Cayton said while service members go through training on how to be smart with social media, families do not always receive that same information. Therefore, when he briefs a family member, he gives them a case study that can show various impacts on what social media posts can do to security.
"It could be loss of life, damage to government property, even identity theft," Cayton said. "They put too much information about themselves out there; they might go through a legal battle trying to get their identity back."
Posts on social media have even delayed deployments and homecomings for service members.
The Army stated that individuals should not post details regarding their assigned unit's mission, security procedures, and details of locations, dates of deployments, and events.
Cayton said that it is okay to post about service members, it just shouldn't be done with specific details.
"You can say 'hey I am going to a dining in' and that's it instead of giving the specific details and location," he explained.
Following these rules are essential for the military community because even when one believes their security settings are private, and only friends can see their posts, that is not always the case, especially when other people start to share content with or without consent.
"Once information is posted or uploaded onto a social networking site, it should no longer be considered private," states the Army's Antiterrorism Awareness for Social Media Pocket Guide.
The Criminal Investigation Command also noted that when things are posted online, they never really go away.
"Once something is posted on a social networking website it can spread quickly, and no amount of effort can delete it," CID stated in a 2014 release.
Cayton said he works with service members and families to help reduce the risk and challenges from social media.
"We can't say (to family members) what you can and what you can't (post online)," he said. "It is what you should and shouldn't (post). One of my responsibilities (is to) try to get you to that proper training, so you know what you are doing."
Editor's Note: Pentagram Staff Writer Abigail Kelly can be reached at firstname.lastname@example.org.
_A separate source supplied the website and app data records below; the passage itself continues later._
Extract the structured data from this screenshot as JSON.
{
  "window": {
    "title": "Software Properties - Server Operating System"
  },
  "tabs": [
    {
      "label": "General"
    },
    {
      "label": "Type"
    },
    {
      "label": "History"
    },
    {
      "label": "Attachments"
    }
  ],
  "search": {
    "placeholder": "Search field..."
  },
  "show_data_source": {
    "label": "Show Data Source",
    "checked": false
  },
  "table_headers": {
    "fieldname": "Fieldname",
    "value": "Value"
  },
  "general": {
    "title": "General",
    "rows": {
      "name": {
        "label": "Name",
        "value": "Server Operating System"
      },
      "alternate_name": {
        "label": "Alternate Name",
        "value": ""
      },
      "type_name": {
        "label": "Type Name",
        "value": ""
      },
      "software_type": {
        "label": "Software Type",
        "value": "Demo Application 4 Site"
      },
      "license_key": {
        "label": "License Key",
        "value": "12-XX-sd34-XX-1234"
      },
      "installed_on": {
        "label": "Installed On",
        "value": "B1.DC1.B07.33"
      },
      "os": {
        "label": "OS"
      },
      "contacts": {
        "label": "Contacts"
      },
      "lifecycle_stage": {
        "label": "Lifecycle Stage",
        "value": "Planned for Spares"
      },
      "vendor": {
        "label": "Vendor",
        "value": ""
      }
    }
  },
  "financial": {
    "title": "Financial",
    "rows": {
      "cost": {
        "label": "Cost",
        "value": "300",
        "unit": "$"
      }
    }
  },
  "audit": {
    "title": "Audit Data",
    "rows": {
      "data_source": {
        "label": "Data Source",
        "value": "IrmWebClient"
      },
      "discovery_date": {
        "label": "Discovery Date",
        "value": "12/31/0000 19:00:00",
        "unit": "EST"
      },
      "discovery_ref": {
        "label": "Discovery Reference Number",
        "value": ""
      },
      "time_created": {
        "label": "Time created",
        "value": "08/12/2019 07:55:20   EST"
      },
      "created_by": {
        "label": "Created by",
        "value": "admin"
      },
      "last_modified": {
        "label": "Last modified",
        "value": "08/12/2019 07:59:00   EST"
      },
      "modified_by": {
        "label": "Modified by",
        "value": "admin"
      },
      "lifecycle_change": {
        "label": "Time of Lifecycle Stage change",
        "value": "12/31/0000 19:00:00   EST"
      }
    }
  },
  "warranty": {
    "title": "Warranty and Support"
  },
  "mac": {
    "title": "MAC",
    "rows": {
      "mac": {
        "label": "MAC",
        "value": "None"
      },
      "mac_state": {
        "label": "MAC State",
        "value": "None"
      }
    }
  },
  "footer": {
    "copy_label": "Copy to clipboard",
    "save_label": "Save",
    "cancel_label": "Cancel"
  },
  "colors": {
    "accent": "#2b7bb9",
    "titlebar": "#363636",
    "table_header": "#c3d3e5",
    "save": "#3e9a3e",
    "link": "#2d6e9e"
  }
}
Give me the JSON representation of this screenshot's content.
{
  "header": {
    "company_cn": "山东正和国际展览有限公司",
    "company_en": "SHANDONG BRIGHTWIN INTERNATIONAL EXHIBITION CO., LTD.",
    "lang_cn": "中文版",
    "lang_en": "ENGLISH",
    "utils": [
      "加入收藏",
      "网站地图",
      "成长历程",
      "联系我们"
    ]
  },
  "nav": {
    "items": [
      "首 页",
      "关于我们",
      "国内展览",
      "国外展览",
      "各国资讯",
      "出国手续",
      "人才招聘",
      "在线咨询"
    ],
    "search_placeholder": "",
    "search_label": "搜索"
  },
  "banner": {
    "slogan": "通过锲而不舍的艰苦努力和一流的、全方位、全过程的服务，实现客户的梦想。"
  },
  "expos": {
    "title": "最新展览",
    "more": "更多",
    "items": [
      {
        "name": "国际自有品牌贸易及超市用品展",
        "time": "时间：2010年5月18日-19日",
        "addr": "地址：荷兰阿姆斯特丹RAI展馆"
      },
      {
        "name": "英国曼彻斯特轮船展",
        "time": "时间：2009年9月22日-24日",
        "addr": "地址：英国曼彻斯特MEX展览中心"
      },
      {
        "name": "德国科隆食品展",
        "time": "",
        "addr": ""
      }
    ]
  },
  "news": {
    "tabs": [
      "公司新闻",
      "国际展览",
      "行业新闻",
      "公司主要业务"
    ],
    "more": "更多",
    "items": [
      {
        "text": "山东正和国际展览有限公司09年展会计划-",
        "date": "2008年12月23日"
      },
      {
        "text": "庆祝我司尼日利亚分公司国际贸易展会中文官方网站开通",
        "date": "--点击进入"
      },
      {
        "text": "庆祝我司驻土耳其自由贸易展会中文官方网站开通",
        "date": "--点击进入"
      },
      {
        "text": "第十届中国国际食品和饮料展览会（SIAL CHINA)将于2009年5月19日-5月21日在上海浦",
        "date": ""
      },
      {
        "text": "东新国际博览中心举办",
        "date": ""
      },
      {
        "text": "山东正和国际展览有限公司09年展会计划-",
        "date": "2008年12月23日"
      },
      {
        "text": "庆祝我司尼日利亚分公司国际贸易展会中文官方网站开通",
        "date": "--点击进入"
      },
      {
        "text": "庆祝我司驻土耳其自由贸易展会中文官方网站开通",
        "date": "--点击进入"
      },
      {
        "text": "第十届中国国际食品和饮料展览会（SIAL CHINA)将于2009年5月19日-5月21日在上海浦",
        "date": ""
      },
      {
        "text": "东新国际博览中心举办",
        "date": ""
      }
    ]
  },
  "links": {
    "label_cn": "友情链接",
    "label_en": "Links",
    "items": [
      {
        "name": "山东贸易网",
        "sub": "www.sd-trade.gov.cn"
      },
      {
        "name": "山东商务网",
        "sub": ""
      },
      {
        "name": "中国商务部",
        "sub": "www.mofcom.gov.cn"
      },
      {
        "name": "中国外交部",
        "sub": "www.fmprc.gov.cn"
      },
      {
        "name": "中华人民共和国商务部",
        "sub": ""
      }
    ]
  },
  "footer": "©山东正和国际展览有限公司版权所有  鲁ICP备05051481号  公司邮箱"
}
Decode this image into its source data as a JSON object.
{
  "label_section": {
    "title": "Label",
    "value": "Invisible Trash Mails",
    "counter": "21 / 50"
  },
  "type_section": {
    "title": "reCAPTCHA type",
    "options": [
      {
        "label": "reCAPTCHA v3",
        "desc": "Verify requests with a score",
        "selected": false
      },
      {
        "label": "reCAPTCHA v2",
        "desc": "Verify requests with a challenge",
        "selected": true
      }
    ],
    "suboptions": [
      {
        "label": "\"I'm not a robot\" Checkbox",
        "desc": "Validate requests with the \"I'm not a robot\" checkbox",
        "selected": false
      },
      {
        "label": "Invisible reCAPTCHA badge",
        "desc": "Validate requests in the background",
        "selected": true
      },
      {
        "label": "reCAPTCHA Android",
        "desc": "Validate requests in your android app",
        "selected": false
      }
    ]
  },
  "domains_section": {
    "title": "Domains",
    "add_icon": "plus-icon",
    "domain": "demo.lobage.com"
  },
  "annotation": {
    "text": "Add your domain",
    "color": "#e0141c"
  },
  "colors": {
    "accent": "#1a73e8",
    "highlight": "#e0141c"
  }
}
This is a Part II of a two-part story series about Antiterrorism Awareness Month. The first part was an overview of the work of the antiterrorism office. The second part dives into the importance of safe social media use.